The fog finally burned away and with the azure sky, cloudless and fresh, came a sense of relief, for she was free of the burden of uncertainty. She understood completely that he wanted nothing more to do with her. And while in years past her heart would have been wrenched until it ached, now it did not. It beat on, a perpetual steadiness that offered proof that she would not die from this either.
For weeks she had cried, not always openly and never in the presence of another person, for she would have appeared weak, she thought, or vulnerable to the onslaught of another unknown misfortune for which she was woefully unprepared. It was a paradox really, to know she had been susceptible to being hurt because she was strong, her courage and tenacity to withstand hardships engrained and secure.

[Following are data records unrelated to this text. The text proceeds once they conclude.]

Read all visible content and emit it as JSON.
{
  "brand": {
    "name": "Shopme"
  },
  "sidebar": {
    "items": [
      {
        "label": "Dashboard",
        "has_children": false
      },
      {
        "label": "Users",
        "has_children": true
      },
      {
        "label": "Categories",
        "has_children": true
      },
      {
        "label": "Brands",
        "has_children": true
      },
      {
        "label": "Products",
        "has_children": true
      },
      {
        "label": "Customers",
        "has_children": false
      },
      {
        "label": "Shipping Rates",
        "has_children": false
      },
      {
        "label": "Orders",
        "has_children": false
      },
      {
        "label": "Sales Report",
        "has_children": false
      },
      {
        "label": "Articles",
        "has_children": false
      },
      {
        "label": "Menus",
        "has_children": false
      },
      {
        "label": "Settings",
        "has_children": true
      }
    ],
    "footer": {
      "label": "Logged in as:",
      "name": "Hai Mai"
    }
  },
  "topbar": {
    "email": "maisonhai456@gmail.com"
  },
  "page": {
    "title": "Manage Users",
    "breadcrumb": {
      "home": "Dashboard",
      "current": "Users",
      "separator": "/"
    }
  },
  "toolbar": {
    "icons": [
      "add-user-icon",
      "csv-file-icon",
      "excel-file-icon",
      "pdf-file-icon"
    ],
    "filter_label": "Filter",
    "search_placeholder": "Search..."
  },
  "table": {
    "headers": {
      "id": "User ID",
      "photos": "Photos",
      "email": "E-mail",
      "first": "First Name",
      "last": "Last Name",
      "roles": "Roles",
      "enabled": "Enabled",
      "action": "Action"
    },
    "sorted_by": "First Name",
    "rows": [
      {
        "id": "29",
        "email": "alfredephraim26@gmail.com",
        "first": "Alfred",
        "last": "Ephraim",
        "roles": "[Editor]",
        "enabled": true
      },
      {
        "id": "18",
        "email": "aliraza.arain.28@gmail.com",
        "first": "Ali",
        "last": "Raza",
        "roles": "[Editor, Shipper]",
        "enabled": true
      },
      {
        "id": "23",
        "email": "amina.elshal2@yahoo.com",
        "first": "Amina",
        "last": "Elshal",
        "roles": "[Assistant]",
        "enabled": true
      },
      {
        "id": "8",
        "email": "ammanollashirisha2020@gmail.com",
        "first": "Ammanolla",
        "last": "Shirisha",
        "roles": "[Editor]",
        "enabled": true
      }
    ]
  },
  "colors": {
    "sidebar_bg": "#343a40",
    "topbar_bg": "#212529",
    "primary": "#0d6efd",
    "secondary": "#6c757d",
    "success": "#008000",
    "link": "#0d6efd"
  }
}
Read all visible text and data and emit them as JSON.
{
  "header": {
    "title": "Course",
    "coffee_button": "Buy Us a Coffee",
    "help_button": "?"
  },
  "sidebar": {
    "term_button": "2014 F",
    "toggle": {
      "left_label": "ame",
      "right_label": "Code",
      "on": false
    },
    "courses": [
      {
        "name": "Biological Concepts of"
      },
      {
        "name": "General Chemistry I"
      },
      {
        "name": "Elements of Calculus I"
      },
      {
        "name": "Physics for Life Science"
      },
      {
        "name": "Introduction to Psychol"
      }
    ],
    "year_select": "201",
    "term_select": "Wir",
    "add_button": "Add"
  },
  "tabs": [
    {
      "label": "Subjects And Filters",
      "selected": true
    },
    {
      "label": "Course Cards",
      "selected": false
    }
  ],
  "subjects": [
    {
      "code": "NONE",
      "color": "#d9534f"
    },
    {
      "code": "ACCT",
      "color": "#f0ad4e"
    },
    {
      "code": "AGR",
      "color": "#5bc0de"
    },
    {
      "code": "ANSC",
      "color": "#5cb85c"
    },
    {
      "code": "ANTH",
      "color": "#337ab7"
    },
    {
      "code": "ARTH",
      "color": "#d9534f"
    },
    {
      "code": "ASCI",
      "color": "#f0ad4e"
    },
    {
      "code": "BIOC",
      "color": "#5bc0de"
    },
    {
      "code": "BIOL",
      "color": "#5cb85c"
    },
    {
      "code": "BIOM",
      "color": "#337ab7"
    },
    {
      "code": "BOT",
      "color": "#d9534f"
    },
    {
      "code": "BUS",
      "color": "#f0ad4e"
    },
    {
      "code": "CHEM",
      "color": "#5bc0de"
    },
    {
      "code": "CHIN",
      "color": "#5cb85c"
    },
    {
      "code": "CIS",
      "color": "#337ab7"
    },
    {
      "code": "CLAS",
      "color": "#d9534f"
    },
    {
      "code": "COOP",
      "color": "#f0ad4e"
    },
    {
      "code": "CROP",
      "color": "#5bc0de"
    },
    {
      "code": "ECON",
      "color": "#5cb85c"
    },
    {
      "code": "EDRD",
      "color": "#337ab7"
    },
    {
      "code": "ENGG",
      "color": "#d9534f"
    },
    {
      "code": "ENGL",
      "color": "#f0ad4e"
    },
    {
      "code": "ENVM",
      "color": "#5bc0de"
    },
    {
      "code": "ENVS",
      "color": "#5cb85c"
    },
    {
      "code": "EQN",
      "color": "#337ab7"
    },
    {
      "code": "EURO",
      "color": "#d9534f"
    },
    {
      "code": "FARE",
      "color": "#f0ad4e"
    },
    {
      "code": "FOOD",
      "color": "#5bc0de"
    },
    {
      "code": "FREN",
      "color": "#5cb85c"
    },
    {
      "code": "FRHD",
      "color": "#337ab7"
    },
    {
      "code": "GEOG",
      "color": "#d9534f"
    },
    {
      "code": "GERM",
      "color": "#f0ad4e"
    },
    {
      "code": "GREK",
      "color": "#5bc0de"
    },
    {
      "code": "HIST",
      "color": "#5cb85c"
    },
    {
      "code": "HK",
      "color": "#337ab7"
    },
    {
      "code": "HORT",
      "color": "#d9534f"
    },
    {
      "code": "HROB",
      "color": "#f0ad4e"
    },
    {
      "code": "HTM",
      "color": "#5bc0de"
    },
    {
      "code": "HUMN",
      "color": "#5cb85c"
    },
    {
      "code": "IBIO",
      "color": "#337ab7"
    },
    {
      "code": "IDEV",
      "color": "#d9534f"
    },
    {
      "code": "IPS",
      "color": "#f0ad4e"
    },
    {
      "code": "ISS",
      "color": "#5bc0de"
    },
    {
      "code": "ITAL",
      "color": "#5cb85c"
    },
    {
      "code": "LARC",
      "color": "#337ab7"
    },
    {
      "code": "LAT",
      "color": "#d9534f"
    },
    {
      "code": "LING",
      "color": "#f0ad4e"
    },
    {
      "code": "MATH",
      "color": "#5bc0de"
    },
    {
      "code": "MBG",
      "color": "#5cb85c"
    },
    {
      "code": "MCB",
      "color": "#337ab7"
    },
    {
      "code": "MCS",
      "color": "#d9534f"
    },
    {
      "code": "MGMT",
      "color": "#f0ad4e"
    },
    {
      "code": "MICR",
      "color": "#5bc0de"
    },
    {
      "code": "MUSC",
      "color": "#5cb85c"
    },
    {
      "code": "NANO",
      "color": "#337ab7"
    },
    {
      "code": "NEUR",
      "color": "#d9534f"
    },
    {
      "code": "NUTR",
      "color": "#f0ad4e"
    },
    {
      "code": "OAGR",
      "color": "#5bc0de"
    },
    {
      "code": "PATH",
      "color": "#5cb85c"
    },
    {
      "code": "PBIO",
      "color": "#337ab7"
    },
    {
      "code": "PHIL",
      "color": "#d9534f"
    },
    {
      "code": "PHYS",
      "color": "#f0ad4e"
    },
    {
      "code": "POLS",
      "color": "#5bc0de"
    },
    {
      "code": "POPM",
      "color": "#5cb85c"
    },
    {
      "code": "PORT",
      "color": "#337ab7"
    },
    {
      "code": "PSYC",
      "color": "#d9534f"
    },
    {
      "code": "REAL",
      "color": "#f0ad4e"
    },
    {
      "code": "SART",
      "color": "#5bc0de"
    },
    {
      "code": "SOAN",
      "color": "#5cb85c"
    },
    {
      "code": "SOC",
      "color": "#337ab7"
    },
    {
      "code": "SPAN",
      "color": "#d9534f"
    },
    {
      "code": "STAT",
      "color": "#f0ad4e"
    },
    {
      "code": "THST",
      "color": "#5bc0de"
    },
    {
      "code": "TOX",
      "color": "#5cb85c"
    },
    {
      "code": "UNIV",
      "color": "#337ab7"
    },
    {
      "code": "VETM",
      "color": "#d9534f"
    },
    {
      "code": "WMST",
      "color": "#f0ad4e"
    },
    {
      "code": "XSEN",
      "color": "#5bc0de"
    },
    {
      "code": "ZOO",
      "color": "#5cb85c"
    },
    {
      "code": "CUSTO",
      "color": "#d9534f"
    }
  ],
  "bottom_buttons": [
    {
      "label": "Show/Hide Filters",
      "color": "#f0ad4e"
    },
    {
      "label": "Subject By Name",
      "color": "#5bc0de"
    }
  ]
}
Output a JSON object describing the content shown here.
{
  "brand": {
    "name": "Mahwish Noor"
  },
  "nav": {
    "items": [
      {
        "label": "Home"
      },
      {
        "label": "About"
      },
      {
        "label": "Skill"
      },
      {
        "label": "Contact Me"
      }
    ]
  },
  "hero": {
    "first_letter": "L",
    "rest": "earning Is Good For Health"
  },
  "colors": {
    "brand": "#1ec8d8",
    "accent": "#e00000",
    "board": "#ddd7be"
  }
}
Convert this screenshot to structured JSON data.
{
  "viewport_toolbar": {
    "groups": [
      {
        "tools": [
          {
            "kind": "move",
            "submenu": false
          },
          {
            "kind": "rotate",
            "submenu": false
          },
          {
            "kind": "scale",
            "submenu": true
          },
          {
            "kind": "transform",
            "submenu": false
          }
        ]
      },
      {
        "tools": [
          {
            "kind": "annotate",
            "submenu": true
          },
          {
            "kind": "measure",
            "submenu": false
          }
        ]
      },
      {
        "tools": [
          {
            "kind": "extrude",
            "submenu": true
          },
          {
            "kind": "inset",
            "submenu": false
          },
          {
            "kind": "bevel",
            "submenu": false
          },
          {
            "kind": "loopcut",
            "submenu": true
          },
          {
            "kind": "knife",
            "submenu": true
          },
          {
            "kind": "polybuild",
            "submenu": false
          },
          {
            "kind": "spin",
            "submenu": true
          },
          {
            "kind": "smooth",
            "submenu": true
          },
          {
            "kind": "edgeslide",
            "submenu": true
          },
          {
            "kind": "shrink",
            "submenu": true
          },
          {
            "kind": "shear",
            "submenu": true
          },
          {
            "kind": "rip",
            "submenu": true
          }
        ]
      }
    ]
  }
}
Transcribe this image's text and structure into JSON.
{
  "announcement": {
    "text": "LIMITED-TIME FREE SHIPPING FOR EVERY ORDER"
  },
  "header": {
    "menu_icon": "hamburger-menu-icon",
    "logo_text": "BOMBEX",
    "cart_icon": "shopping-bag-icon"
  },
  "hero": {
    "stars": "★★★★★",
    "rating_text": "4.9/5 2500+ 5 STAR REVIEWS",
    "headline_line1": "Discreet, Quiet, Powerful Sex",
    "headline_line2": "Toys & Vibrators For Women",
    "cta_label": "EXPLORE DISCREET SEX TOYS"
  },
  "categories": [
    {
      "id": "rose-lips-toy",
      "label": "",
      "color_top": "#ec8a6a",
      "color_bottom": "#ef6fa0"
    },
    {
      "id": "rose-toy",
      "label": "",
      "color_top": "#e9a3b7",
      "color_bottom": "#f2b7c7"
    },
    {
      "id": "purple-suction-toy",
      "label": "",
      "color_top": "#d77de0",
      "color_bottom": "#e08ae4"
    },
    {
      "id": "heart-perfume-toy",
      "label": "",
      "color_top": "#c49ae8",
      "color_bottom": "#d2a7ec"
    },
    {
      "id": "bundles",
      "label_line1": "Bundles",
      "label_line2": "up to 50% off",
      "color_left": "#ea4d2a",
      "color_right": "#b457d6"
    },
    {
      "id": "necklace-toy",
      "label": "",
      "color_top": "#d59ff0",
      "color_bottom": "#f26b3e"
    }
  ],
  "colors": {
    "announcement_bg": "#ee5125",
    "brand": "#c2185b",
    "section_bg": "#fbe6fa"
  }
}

So on this day with the gift of sudden enlightenment as to the certain severance of the relationship with him, she spoke directly to herself as she would a child. It’s not you, honey. It’s him. His decision is in his hands and how you react is in yours. It is not in your power to control another individual. It was a truth. She would not snivel in despair and she would not cloud her mind with speculation; she simply would be. And why? It was because she was old now and perhaps in his eyes not worthy of the commitment of precious time. He surely had others in his life, those who had commandeered his loyalty and perhaps that was not a reprehensible thought. She always had wanted him to be happy. She truly hoped he was.